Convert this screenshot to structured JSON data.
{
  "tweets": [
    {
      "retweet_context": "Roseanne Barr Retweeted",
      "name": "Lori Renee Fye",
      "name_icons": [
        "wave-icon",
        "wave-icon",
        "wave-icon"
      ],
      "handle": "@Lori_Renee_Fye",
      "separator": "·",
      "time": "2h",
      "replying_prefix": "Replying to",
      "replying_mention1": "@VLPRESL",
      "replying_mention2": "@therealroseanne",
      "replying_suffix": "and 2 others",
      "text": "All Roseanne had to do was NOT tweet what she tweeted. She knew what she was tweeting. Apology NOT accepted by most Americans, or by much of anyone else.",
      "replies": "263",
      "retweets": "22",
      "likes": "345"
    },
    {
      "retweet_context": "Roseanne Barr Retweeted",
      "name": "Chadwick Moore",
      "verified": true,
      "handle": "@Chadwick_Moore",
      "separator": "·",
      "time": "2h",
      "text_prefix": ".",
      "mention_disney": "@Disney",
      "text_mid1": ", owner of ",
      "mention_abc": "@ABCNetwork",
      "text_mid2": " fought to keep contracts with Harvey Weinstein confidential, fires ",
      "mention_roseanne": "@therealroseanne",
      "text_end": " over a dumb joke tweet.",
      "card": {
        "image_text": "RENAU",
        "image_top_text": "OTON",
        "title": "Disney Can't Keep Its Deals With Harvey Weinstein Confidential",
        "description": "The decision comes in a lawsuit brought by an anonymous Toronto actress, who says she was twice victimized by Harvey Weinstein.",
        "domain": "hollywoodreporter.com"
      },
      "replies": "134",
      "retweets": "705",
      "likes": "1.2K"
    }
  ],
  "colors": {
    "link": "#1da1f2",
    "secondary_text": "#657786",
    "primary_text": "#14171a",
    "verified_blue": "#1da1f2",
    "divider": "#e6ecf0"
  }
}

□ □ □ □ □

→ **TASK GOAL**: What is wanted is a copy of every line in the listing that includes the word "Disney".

→ **RESPONSE**:
      "mention_disney": "@Disney",
        "title": "Disney Can't Keep Its Deals With Harvey Weinstein Confidential",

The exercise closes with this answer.